**About this task**
For each entry that follows, write out an identical copy.

**Source material**
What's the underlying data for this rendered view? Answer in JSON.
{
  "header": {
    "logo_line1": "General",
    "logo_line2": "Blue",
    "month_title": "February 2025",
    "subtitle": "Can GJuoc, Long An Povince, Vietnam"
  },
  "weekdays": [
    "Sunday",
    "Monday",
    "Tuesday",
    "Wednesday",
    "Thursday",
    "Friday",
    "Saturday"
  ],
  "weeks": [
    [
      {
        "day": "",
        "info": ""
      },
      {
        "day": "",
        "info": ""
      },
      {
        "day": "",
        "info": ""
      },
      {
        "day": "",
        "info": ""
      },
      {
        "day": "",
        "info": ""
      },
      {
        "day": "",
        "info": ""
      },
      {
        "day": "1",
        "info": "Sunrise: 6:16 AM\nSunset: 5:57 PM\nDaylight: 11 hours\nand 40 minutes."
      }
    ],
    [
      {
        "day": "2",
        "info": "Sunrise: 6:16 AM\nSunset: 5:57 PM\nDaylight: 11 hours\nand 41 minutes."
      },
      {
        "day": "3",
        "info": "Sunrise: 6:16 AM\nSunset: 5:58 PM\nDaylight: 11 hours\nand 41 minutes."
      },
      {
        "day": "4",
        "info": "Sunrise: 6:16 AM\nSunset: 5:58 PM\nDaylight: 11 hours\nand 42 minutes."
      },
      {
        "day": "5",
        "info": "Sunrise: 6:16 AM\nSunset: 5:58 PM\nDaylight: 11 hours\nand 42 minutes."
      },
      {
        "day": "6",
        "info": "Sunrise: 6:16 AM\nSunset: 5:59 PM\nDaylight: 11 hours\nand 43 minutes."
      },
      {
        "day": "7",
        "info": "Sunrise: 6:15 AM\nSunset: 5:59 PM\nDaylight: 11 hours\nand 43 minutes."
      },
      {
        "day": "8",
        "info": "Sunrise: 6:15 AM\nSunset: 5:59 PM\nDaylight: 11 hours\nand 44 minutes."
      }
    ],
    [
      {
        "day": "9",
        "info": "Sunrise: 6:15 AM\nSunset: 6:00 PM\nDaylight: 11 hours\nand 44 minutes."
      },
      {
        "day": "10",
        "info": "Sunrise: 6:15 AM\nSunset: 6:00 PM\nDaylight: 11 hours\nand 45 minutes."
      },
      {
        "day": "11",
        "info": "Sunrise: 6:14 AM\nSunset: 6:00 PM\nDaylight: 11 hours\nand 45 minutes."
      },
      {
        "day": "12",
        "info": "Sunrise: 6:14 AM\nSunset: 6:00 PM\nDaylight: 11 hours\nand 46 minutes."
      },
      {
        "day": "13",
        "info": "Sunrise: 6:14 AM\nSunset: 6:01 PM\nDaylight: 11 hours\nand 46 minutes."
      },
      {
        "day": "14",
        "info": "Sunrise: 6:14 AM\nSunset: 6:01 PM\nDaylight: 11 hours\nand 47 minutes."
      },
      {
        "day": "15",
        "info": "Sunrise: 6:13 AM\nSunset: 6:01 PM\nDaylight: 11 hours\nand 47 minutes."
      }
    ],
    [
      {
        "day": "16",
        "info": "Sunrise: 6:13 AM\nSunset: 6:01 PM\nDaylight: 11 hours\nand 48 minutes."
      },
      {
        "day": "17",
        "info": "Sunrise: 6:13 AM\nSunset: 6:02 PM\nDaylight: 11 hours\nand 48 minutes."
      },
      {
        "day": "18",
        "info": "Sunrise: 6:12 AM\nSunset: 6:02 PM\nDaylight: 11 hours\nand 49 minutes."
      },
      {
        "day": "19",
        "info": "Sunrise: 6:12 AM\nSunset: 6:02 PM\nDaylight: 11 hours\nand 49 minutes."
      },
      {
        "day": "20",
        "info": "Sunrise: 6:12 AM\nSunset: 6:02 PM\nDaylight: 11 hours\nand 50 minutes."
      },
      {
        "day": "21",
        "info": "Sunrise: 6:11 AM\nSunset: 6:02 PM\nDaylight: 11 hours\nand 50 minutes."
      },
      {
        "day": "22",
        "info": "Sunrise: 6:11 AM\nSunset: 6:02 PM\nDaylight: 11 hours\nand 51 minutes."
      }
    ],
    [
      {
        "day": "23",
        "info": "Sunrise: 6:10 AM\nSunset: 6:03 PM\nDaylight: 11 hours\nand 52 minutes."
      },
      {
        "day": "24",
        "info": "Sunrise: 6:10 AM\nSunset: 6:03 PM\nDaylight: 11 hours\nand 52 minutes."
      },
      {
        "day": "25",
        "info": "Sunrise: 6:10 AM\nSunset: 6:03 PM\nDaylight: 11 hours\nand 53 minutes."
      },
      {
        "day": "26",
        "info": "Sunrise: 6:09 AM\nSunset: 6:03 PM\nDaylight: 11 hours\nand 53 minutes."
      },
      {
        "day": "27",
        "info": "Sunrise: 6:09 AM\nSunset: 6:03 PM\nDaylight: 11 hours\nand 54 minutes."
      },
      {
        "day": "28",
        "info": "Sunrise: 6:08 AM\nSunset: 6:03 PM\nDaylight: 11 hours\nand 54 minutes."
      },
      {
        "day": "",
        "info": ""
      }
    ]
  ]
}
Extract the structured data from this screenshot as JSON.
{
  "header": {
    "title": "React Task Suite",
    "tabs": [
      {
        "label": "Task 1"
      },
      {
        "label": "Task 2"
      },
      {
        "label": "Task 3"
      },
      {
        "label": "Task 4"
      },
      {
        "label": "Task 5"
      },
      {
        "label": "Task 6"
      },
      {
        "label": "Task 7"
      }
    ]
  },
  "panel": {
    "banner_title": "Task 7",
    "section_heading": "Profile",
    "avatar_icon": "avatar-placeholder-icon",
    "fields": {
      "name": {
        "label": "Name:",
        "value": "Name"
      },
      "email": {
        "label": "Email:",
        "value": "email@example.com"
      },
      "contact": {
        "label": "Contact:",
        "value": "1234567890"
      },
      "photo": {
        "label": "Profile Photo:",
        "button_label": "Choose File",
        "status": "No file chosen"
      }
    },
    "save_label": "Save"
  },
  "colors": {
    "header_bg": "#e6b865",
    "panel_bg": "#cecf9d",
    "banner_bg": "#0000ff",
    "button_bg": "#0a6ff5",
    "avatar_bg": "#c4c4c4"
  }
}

**Reply to the task**
What's the underlying data for this rendered view? Answer in JSON.
{
  "header": {
    "logo_line1": "General",
    "logo_line2": "Blue",
    "month_title": "February 2025",
    "subtitle": "Can GJuoc, Long An Povince, Vietnam"
  },
  "weekdays": [
    "Sunday",
    "Monday",
    "Tuesday",
    "Wednesday",
    "Thursday",
    "Friday",
    "Saturday"
  ],
  "weeks": [
    [
      {
        "day": "",
        "info": ""
      },
      {
        "day": "",
        "info": ""
      },
      {
        "day": "",
        "info": ""
      },
      {
        "day": "",
        "info": ""
      },
      {
        "day": "",
        "info": ""
      },
      {
        "day": "",
        "info": ""
      },
      {
        "day": "1",
        "info": "Sunrise: 6:16 AM\nSunset: 5:57 PM\nDaylight: 11 hours\nand 40 minutes."
      }
    ],
    [
      {
        "day": "2",
        "info": "Sunrise: 6:16 AM\nSunset: 5:57 PM\nDaylight: 11 hours\nand 41 minutes."
      },
      {
        "day": "3",
        "info": "Sunrise: 6:16 AM\nSunset: 5:58 PM\nDaylight: 11 hours\nand 41 minutes."
      },
      {
        "day": "4",
        "info": "Sunrise: 6:16 AM\nSunset: 5:58 PM\nDaylight: 11 hours\nand 42 minutes."
      },
      {
        "day": "5",
        "info": "Sunrise: 6:16 AM\nSunset: 5:58 PM\nDaylight: 11 hours\nand 42 minutes."
      },
      {
        "day": "6",
        "info": "Sunrise: 6:16 AM\nSunset: 5:59 PM\nDaylight: 11 hours\nand 43 minutes."
      },
      {
        "day": "7",
        "info": "Sunrise: 6:15 AM\nSunset: 5:59 PM\nDaylight: 11 hours\nand 43 minutes."
      },
      {
        "day": "8",
        "info": "Sunrise: 6:15 AM\nSunset: 5:59 PM\nDaylight: 11 hours\nand 44 minutes."
      }
    ],
    [
      {
        "day": "9",
        "info": "Sunrise: 6:15 AM\nSunset: 6:00 PM\nDaylight: 11 hours\nand 44 minutes."
      },
      {
        "day": "10",
        "info": "Sunrise: 6:15 AM\nSunset: 6:00 PM\nDaylight: 11 hours\nand 45 minutes."
      },
      {
        "day": "11",
        "info": "Sunrise: 6:14 AM\nSunset: 6:00 PM\nDaylight: 11 hours\nand 45 minutes."
      },
      {
        "day": "12",
        "info": "Sunrise: 6:14 AM\nSunset: 6:00 PM\nDaylight: 11 hours\nand 46 minutes."
      },
      {
        "day": "13",
        "info": "Sunrise: 6:14 AM\nSunset: 6:01 PM\nDaylight: 11 hours\nand 46 minutes."
      },
      {
        "day": "14",
        "info": "Sunrise: 6:14 AM\nSunset: 6:01 PM\nDaylight: 11 hours\nand 47 minutes."
      },
      {
        "day": "15",
        "info": "Sunrise: 6:13 AM\nSunset: 6:01 PM\nDaylight: 11 hours\nand 47 minutes."
      }
    ],
    [
      {
        "day": "16",
        "info": "Sunrise: 6:13 AM\nSunset: 6:01 PM\nDaylight: 11 hours\nand 48 minutes."
      },
      {
        "day": "17",
        "info": "Sunrise: 6:13 AM\nSunset: 6:02 PM\nDaylight: 11 hours\nand 48 minutes."
      },
      {
        "day": "18",
        "info": "Sunrise: 6:12 AM\nSunset: 6:02 PM\nDaylight: 11 hours\nand 49 minutes."
      },
      {
        "day": "19",
        "info": "Sunrise: 6:12 AM\nSunset: 6:02 PM\nDaylight: 11 hours\nand 49 minutes."
      },
      {
        "day": "20",
        "info": "Sunrise: 6:12 AM\nSunset: 6:02 PM\nDaylight: 11 hours\nand 50 minutes."
      },
      {
        "day": "21",
        "info": "Sunrise: 6:11 AM\nSunset: 6:02 PM\nDaylight: 11 hours\nand 50 minutes."
      },
      {
        "day": "22",
        "info": "Sunrise: 6:11 AM\nSunset: 6:02 PM\nDaylight: 11 hours\nand 51 minutes."
      }
    ],
    [
      {
        "day": "23",
        "info": "Sunrise: 6:10 AM\nSunset: 6:03 PM\nDaylight: 11 hours\nand 52 minutes."
      },
      {
        "day": "24",
        "info": "Sunrise: 6:10 AM\nSunset: 6:03 PM\nDaylight: 11 hours\nand 52 minutes."
      },
      {
        "day": "25",
        "info": "Sunrise: 6:10 AM\nSunset: 6:03 PM\nDaylight: 11 hours\nand 53 minutes."
      },
      {
        "day": "26",
        "info": "Sunrise: 6:09 AM\nSunset: 6:03 PM\nDaylight: 11 hours\nand 53 minutes."
      },
      {
        "day": "27",
        "info": "Sunrise: 6:09 AM\nSunset: 6:03 PM\nDaylight: 11 hours\nand 54 minutes."
      },
      {
        "day": "28",
        "info": "Sunrise: 6:08 AM\nSunset: 6:03 PM\nDaylight: 11 hours\nand 54 minutes."
      },
      {
        "day": "",
        "info": ""
      }
    ]
  ]
}
Extract the structured data from this screenshot as JSON.
{
  "header": {
    "title": "React Task Suite",
    "tabs": [
      {
        "label": "Task 1"
      },
      {
        "label": "Task 2"
      },
      {
        "label": "Task 3"
      },
      {
        "label": "Task 4"
      },
      {
        "label": "Task 5"
      },
      {
        "label": "Task 6"
      },
      {
        "label": "Task 7"
      }
    ]
  },
  "panel": {
    "banner_title": "Task 7",
    "section_heading": "Profile",
    "avatar_icon": "avatar-placeholder-icon",
    "fields": {
      "name": {
        "label": "Name:",
        "value": "Name"
      },
      "email": {
        "label": "Email:",
        "value": "email@example.com"
      },
      "contact": {
        "label": "Contact:",
        "value": "1234567890"
      },
      "photo": {
        "label": "Profile Photo:",
        "button_label": "Choose File",
        "status": "No file chosen"
      }
    },
    "save_label": "Save"
  },
  "colors": {
    "header_bg": "#e6b865",
    "panel_bg": "#cecf9d",
    "banner_bg": "#0000ff",
    "button_bg": "#0a6ff5",
    "avatar_bg": "#c4c4c4"
  }
}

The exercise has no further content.